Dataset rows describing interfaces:
---

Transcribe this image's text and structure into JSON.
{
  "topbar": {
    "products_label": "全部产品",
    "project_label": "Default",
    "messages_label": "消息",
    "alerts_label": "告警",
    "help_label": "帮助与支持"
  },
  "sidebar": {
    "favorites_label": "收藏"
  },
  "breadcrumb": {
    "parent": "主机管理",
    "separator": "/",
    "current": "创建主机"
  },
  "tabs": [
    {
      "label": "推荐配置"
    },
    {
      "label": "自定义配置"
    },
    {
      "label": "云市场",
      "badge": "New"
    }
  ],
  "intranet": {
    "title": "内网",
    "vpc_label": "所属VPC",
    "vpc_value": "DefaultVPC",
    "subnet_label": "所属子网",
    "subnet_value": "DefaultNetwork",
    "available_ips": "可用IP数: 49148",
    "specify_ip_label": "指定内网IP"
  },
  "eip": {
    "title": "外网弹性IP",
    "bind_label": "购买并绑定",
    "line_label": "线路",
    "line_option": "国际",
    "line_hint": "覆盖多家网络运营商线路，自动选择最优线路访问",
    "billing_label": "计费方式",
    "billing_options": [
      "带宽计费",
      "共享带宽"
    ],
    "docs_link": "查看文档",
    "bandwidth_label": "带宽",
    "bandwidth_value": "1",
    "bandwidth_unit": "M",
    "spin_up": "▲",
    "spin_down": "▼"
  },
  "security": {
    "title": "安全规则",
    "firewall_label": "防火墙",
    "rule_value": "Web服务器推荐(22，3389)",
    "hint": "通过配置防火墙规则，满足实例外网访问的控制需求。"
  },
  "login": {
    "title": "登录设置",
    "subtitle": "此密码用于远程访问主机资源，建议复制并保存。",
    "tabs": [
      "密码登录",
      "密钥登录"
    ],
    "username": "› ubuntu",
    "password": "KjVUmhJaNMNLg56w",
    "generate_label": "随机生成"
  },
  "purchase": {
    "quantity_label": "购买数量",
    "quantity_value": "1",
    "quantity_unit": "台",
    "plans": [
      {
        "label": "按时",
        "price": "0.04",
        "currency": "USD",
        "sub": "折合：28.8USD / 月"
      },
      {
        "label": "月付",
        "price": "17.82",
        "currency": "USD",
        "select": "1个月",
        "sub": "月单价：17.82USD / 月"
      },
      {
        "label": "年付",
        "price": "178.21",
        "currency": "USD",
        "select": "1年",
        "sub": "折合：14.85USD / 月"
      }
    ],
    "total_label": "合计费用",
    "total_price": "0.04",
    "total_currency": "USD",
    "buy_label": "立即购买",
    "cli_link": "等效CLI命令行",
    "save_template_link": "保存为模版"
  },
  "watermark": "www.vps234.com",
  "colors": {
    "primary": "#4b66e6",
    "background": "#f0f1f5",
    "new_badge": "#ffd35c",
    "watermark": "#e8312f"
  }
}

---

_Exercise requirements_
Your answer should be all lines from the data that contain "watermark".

_Answer section_
  "watermark": "www.vps234.com",
    "watermark": "#e8312f"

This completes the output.